Today the US military is one of the largest in the world by a number of personnel, with over 1.4 million active-duty servicemembers and another 850,000 in reserve. However, even this is dwarfed by the total number of Americans who served during WWII. There were new units being created continuously to manage such a large amount of people. These units needed insignia, which is why the US military turned to Disney for their artistic skills.
During WWII 16 million Americans served in the US military, which, if it was a country, would have had the 72nd largest population on the planet. This mind-boggling amount needed some seriously complex organization to maintain order and cohesion. Units are a part of this organizational system and help divide people up depending on their role and position within the military.
At this scale, many, many units were necessary, all of which needed their own unique insignia.
The artists at Walt Disney Animation Studios were the perfect answer to this.
In the 1940s Disney was already a regular box-office topper. Although it wasn’t quite Avengers: Endgame level, releases like Snow White and the Seven Dwarfs (1937), Pinocchio (1940), Fantasia (also in 1940), and Dumbo (1941) were all about as successful as can be considering the worldwide turmoil at the time.

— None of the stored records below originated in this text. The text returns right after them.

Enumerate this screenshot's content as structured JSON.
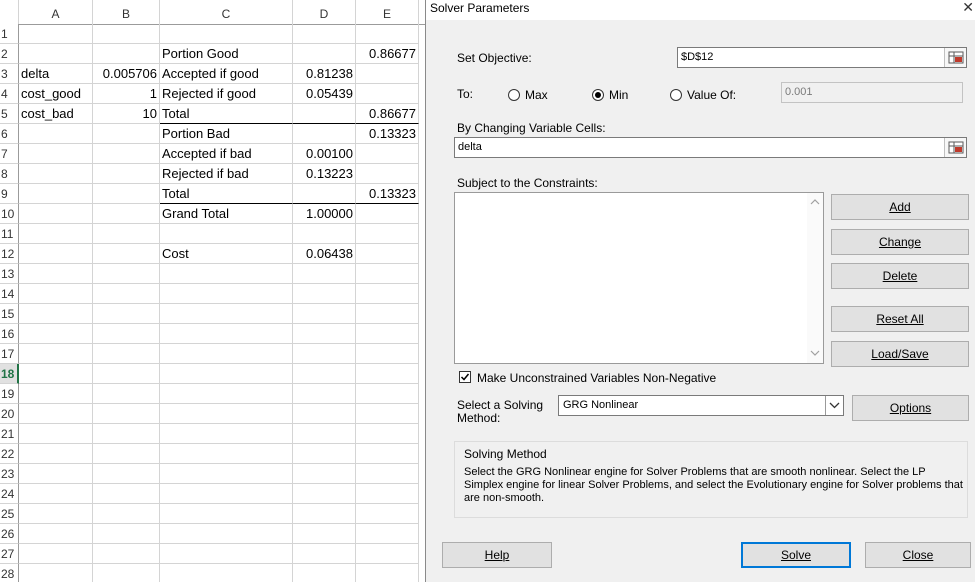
{
  "sheet": {
    "columns": [
      "A",
      "B",
      "C",
      "D",
      "E"
    ],
    "rows": [
      {
        "n": "1"
      },
      {
        "n": "2",
        "C": "Portion Good",
        "E": "0.86677"
      },
      {
        "n": "3",
        "A": "delta",
        "B": "0.005706",
        "C": "Accepted if good",
        "D": "0.81238"
      },
      {
        "n": "4",
        "A": "cost_good",
        "B": "1",
        "C": "Rejected if good",
        "D": "0.05439"
      },
      {
        "n": "5",
        "A": "cost_bad",
        "B": "10",
        "C": "Total",
        "E": "0.86677"
      },
      {
        "n": "6",
        "C": "Portion Bad",
        "E": "0.13323"
      },
      {
        "n": "7",
        "C": "Accepted if bad",
        "D": "0.00100"
      },
      {
        "n": "8",
        "C": "Rejected if bad",
        "D": "0.13223"
      },
      {
        "n": "9",
        "C": "Total",
        "E": "0.13323"
      },
      {
        "n": "10",
        "C": "Grand Total",
        "D": "1.00000"
      },
      {
        "n": "11"
      },
      {
        "n": "12",
        "C": "Cost",
        "D": "0.06438"
      },
      {
        "n": "13"
      },
      {
        "n": "14"
      },
      {
        "n": "15"
      },
      {
        "n": "16"
      },
      {
        "n": "17"
      },
      {
        "n": "18",
        "active": true
      },
      {
        "n": "19"
      },
      {
        "n": "20"
      },
      {
        "n": "21"
      },
      {
        "n": "22"
      },
      {
        "n": "23"
      },
      {
        "n": "24"
      },
      {
        "n": "25"
      },
      {
        "n": "26"
      },
      {
        "n": "27"
      },
      {
        "n": "28"
      }
    ]
  },
  "dialog": {
    "title": "Solver Parameters",
    "close_glyph": "✕",
    "set_objective_label": "Set Objective:",
    "objective_value": "$D$12",
    "to_label": "To:",
    "opt_max": "Max",
    "opt_min": "Min",
    "opt_value_of": "Value Of:",
    "selected_option": "Min",
    "value_of_field": "0.001",
    "changing_cells_label": "By Changing Variable Cells:",
    "changing_cells_value": "delta",
    "constraints_label": "Subject to the Constraints:",
    "btn_add": "Add",
    "btn_change": "Change",
    "btn_delete": "Delete",
    "btn_reset": "Reset All",
    "btn_loadsave": "Load/Save",
    "nonneg_label": "Make Unconstrained Variables Non-Negative",
    "nonneg_checked": true,
    "method_label_1": "Select a Solving",
    "method_label_2": "Method:",
    "method_value": "GRG Nonlinear",
    "btn_options": "Options",
    "solving_method_heading": "Solving Method",
    "solving_method_text": "Select the GRG Nonlinear engine for Solver Problems that are smooth nonlinear. Select the LP Simplex engine for linear Solver Problems, and select the Evolutionary engine for Solver problems that are non-smooth.",
    "btn_help": "Help",
    "btn_solve": "Solve",
    "btn_close": "Close"
  },
  "icons": {
    "ref": "collapse-dialog-icon",
    "scroll_up": "scroll-up-arrow-icon",
    "scroll_down": "scroll-down-arrow-icon",
    "dropdown": "chevron-down-icon"
  }
}
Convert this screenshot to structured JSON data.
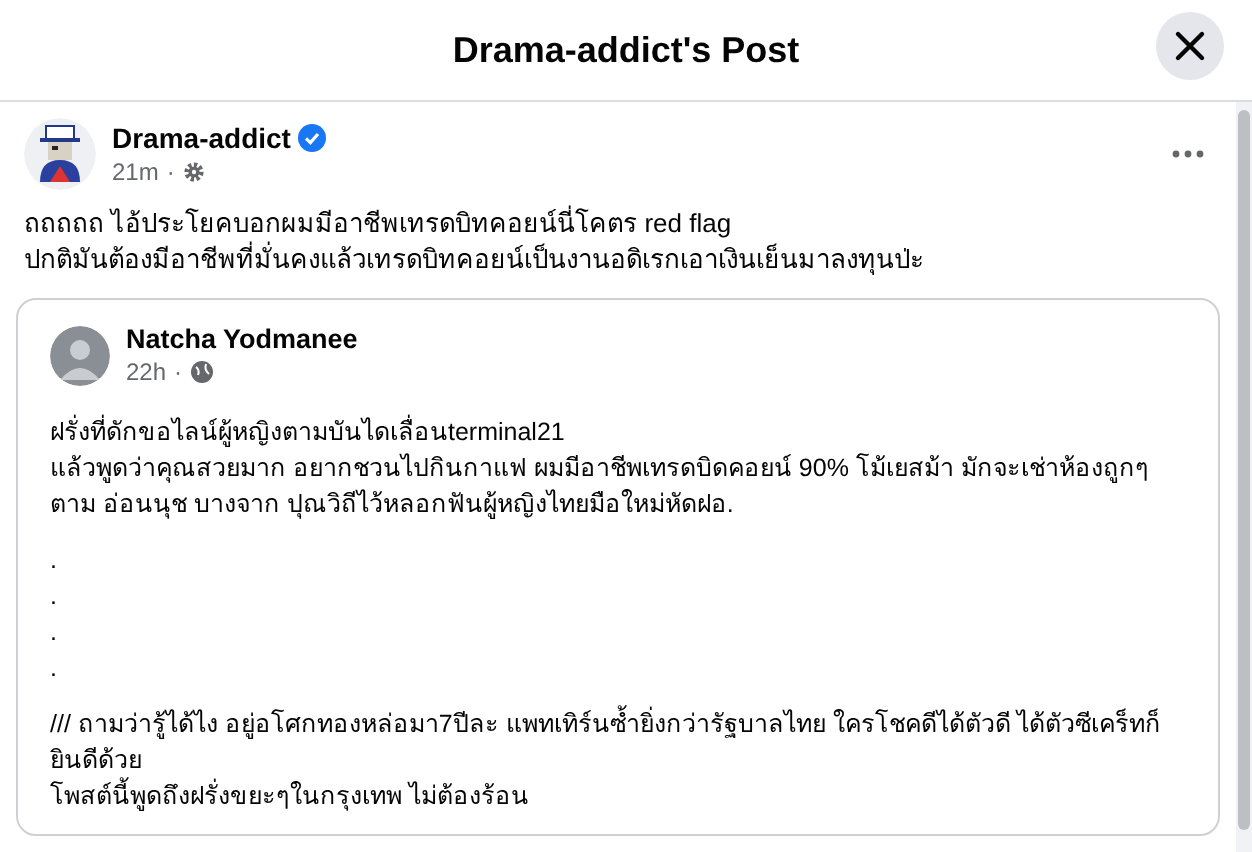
{
  "dialog": {
    "title": "Drama-addict's Post"
  },
  "post": {
    "author": "Drama-addict",
    "verified": true,
    "time": "21m",
    "separator": "·",
    "lines": [
      "ถถถถถ ไอ้ประโยคบอกผมมีอาชีพเทรดบิทคอยน์นี่โคตร red flag",
      "ปกติมันต้องมีอาชีพที่มั่นคงแล้วเทรดบิทคอยน์เป็นงานอดิเรกเอาเงินเย็นมาลงทุนป่ะ"
    ],
    "shared": {
      "author": "Natcha Yodmanee",
      "time": "22h",
      "separator": "·",
      "paragraphs": [
        {
          "kind": "text",
          "text": "ฝรั่งที่ดักขอไลน์ผู้หญิงตามบันไดเลื่อนterminal21"
        },
        {
          "kind": "text",
          "text": "แล้วพูดว่าคุณสวยมาก อยากชวนไปกินกาแฟ ผมมีอาชีพเทรดบิดคอยน์ 90% โม้เยสม้า มักจะเช่าห้องถูกๆตาม อ่อนนุช บางจาก ปุณวิถีไว้หลอกฟันผู้หญิงไทยมือใหม่หัดฝอ."
        },
        {
          "kind": "gap"
        },
        {
          "kind": "text",
          "text": "."
        },
        {
          "kind": "text",
          "text": "."
        },
        {
          "kind": "text",
          "text": "."
        },
        {
          "kind": "text",
          "text": "."
        },
        {
          "kind": "gap"
        },
        {
          "kind": "text",
          "text": "/// ถามว่ารู้ได้ไง อยู่อโศกทองหล่อมา7ปีละ แพทเทิร์นซ้ำยิ่งกว่ารัฐบาลไทย ใครโชคดีได้ตัวดี ได้ตัวซีเคร็ทก็ยินดีด้วย"
        },
        {
          "kind": "text",
          "text": "โพสต์นี้พูดถึงฝรั่งขยะๆในกรุงเทพ ไม่ต้องร้อน"
        }
      ]
    }
  }
}
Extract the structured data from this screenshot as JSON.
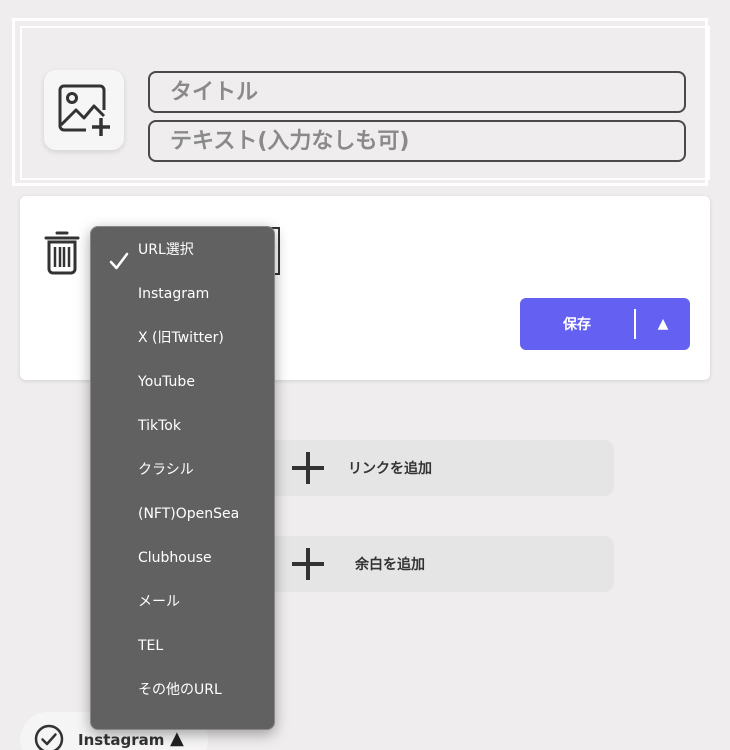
{
  "header": {
    "title_placeholder": "タイトル",
    "text_placeholder": "テキスト(入力なしも可)",
    "image_icon": "image-add-icon"
  },
  "link_card": {
    "trash_icon": "trash-icon",
    "save_label": "保存",
    "save_arrow": "▲",
    "accent_color": "#6461f2"
  },
  "dropdown": {
    "selected_index": 0,
    "items": [
      "URL選択",
      "Instagram",
      "X (旧Twitter)",
      "YouTube",
      "TikTok",
      "クラシル",
      "(NFT)OpenSea",
      "Clubhouse",
      "メール",
      "TEL",
      "その他のURL"
    ]
  },
  "actions": {
    "add_link_label": "リンクを追加",
    "add_space_label": "余白を追加"
  },
  "bottom_chip": {
    "label": "Instagram",
    "arrow": "▲"
  }
}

In addition to their feature-length films, Disney’s short movies also proved to be massively popular and Mickey Mouse was already a global icon. In fact, Mickey Mouse had appeared on US Navy Reserve insignia before the war had begun.
This started a trend of Disney-related cartoons being used in the US military and in particular the Navy. To begin with, these weren’t approved by Disney, but they eventually set five artists on the job of keeping up with the military’s insignia demands.
The Dixie-class destroyer tender USS Piedmont (AD-17) was a vessel with a Disney-themed insignia. Commissioned in January 1944, the ship had the important role of servicing and maintaining active-duty destroyers to ensure they were always fit for combat.
Piedmont operated in the Pacific Theater and was vital in servicing destroyers in the later intense battles of the war in the Pacific. She served in Korea and Vietnam after WWII.
The ship’s insignia features Doc from Snow White and the Seven Dwarfs wearing a sailor’s cap and surrounded by tools to fix a destroyer. In the image, the crew’s work is represented by Doc, who is holding and repairing a vessel.
Aviation Repair Unit 1
Another maintenance-based unit, Aviation Repair Unit 1’s insignia is inspired by Disney’s short film Three Little Pigs, which was released in 1933. In this short three pigs, Fiddler Pig, Fifer Pig and Practical Pig face off against the Big Bad Wolf.
Practical Pig is an obvious choice for Aviation Repair Unit 1’s insignia, and he is seen repairing an aircraft.
MAS El Toro
The Marine Corps Air Station El Toro in California used a Disney-designed logo as their base logo. In the logo, a flying bull is displayed with the Marine Corps Eagle, Globe, and Anchor on its muscular shoulder. This was a particular choice, as El Toro is Spanish for “The Bull.”
The airbase was located around 60 miles south of Walt Disney Animation Studios in Burbank and was presented the insignia by Walt Disney himself. It was used as MAS El Toro’s logo until the base closed in 1999.
USS Wasp (CV-7) was an aircraft carrier constructed in the late 1930s and was unique for being the only ship in its class. It was only built because the US had left-over tonnage allowed to be used on aircraft carriers, as dictated by treaties at the time.
She was smaller than the Yorktown and Essex-class carriers. After being relocated from the Atlantic, she was sunk by a Japanese submarine after supporting the invasion of Guadalcanal.
Wasp’s insignia represented the small-but capable vessel with a wasp in a Navy uniform sporting boxing gloves.